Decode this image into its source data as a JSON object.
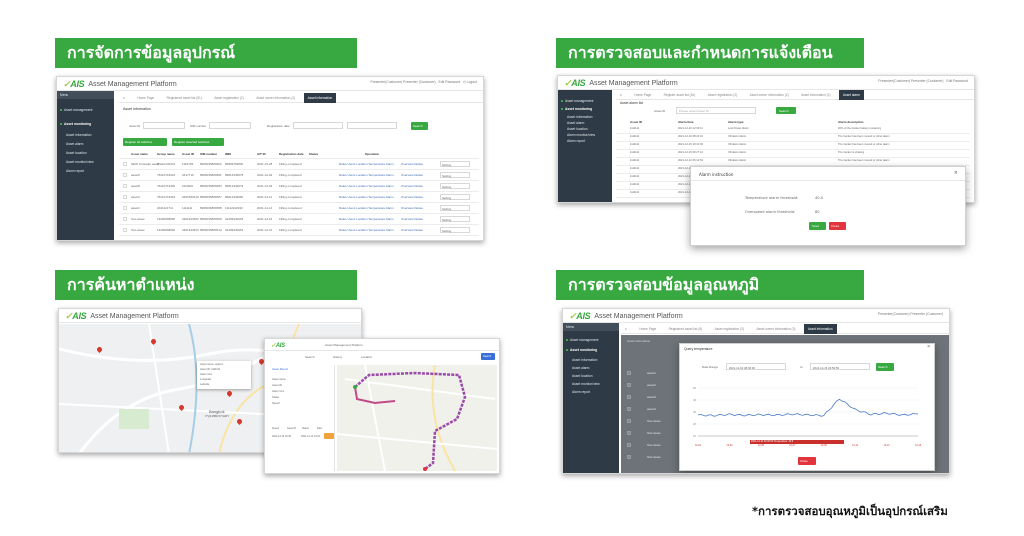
{
  "sections": {
    "asset_data": "การจัดการข้อมูลอุปกรณ์",
    "alerts": "การตรวจสอบและกำหนดการแจ้งเตือน",
    "location": "การค้นหาตำแหน่ง",
    "temperature": "การตรวจสอบข้อมูลอุณหภูมิ"
  },
  "footnote": "*การตรวจสอบอุณหภูมิเป็นอุปกรณ์เสริม",
  "app": {
    "brand": "AIS",
    "title": "Asset Management Platform",
    "header_user": "Presenter(Customer) Presenter (Customer)",
    "change_password": "Edit Password",
    "logout": "Logout"
  },
  "s1": {
    "menu_label": "Menu",
    "sidebar": [
      "Asset management",
      "Asset monitoring",
      "Asset information",
      "Asset alarm",
      "Asset location",
      "Asset monitor/view",
      "Alarm report"
    ],
    "tabs": [
      "Home Page",
      "Registered asset list (51)",
      "Asset registration (2)",
      "Asset owner information (2)",
      "Asset information"
    ],
    "content_title": "Asset information",
    "filters": [
      "Asset ID",
      "SIM number",
      "Registration date"
    ],
    "search": "Search",
    "btn_add": "Register all switches",
    "btn_add_selected": "Register selected switches",
    "columns": [
      "Asset name",
      "Group name",
      "Asset ID",
      "SIM number",
      "IMEI",
      "AIT ID",
      "Registration date",
      "Status",
      "Operation"
    ],
    "rows": [
      [
        "NEW Crusader asset",
        "BSHC232221",
        "1119706",
        "8966036866602",
        "86809769500",
        "2021-10-28",
        "Filling completed"
      ],
      [
        "asset5",
        "76210718401",
        "3417716",
        "8966036866581",
        "86812345678",
        "2021-12-02",
        "Filling completed"
      ],
      [
        "asset8",
        "76210719400",
        "2110000",
        "8966036866583",
        "86812345679",
        "2021-12-03",
        "Filling completed"
      ],
      [
        "asset3",
        "76210718491",
        "3461583416",
        "8966036866587",
        "86812345680",
        "2021-12-11",
        "Filling completed"
      ],
      [
        "asset1",
        "2021121711",
        "1111111",
        "8966036866588",
        "11112222333",
        "2021-12-14",
        "Filling completed"
      ],
      [
        "Test asset",
        "13400068990",
        "4361493452",
        "8966036866509",
        "42409340052",
        "2021-12-16",
        "Filling completed"
      ],
      [
        "Test asset",
        "13400068990",
        "4361493453",
        "8966036866510",
        "42409340053",
        "2021-12-21",
        "Filling completed"
      ]
    ],
    "ops": "Rules  Users  Location  Temperature  Alarm",
    "ops2": "Overview  Delete",
    "setting": "Setting"
  },
  "s2": {
    "sidebar": [
      "Asset management",
      "Asset monitoring",
      "Asset information",
      "Asset alarm",
      "Asset location",
      "Alarm monitor/view",
      "Alarm report"
    ],
    "tabs": [
      "Home Page",
      "Register asset list (51)",
      "Asset registration (2)",
      "Asset owner information (2)",
      "Asset information (2)",
      "Asset alarm"
    ],
    "content_title": "Asset alarm list",
    "filter_label": "Asset ID",
    "filter_placeholder": "Please select Asset ID",
    "search": "Search",
    "columns": [
      "Asset ID",
      "Alarm time",
      "Alarm type",
      "Alarm description"
    ],
    "rows": [
      [
        "1111111",
        "2021-12-16 12:30:11",
        "Low Power Alarm",
        "20% of the tracker battery remaining"
      ],
      [
        "1111111",
        "2021-12-16 08:22:10",
        "Vibration Alarm",
        "The tracker has been moved or other alarm"
      ],
      [
        "1111111",
        "2021-12-15 19:10:00",
        "Vibration Alarm",
        "The tracker has been moved or other alarm"
      ],
      [
        "1111111",
        "2021-12-15 09:27:12",
        "Vibration Alarm",
        "The tracker is shaking"
      ],
      [
        "1111111",
        "2021-12-14 06:12:54",
        "Vibration Alarm",
        "The tracker has been moved or other alarm"
      ],
      [
        "1111111",
        "2021-12-14 04:15:12",
        "Vibration Alarm",
        "The tracker is shaking"
      ],
      [
        "1111111",
        "2021-12-13 14:00:20",
        "Vibration Alarm",
        "The tracker is shaking"
      ],
      [
        "1111111",
        "2021-12-12 07:20:10",
        "Vibration Alarm",
        "The tracker is shaking"
      ],
      [
        "1111111",
        "2021-12-11 05:40:33",
        "Vibration Alarm",
        "The tracker is shaking"
      ]
    ],
    "modal": {
      "title": "Alarm instruction",
      "temp_label": "Temperature alarm threshold:",
      "temp_value": "40.0",
      "over_label": "Overspeed alarm threshold:",
      "over_value": "80",
      "save": "Save",
      "close": "Close"
    }
  },
  "s3": {
    "popup_lines": [
      "Asset name: asset1",
      "Asset ID: 1111111",
      "Alarm time",
      "Longitude",
      "Latitude"
    ],
    "map_labels": [
      "Bangkok",
      "กรุงเทพมหานคร"
    ],
    "panel_title": "Asset Management Platform",
    "panel_tabs": [
      "Search",
      "History",
      "Location"
    ],
    "panel_search": "Search",
    "panel_fields": [
      "Asset Report",
      "Asset name",
      "Asset ID",
      "Alarm time",
      "Status",
      "Speed"
    ],
    "panel_list_head": [
      "Speed",
      "Asset ID",
      "Status",
      "Date"
    ],
    "panel_list": [
      "2021-12-13 10:35",
      "2021-12-14 10:33"
    ]
  },
  "s4": {
    "sidebar": [
      "Asset management",
      "Asset monitoring",
      "Asset information",
      "Asset alarm",
      "Asset location",
      "Asset monitor/view",
      "Alarm report"
    ],
    "tabs": [
      "Home Page",
      "Registered asset list (8)",
      "Asset registration (2)",
      "Asset owner information (3)",
      "Asset information"
    ],
    "content_title": "Asset information",
    "modal_title": "Query temperature",
    "date_label": "Date Range",
    "date_from": "2021-12-01 08:00:00",
    "date_to": "2021-12-15 23:59:59",
    "search": "Search",
    "close": "Close",
    "chart_note": "2021-12-14 02:00:00 Temperature: 40.6",
    "chart_data": {
      "type": "line",
      "x": [
        "12-01",
        "12-02",
        "12-03",
        "12-04",
        "12-05",
        "12-06",
        "12-07",
        "12-08",
        "12-09",
        "12-10",
        "12-11",
        "12-12",
        "12-13",
        "12-14",
        "12-15"
      ],
      "series": [
        {
          "values": [
            27.5,
            27.0,
            28.0,
            27.2,
            27.8,
            27.4,
            28.2,
            27.6,
            27.0,
            41.0,
            32.0,
            28.0,
            29.0,
            27.5,
            28.4
          ]
        }
      ],
      "ylim": [
        10,
        50
      ]
    },
    "rows": [
      "asset1",
      "asset2",
      "asset3",
      "asset4",
      "Test asset",
      "Test asset",
      "Test asset",
      "Test asset"
    ]
  }
}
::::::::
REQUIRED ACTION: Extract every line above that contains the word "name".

WRITTEN RESPONSE:
      "Asset name",
      "Group name",
      "Asset name: asset1",
      "Asset name",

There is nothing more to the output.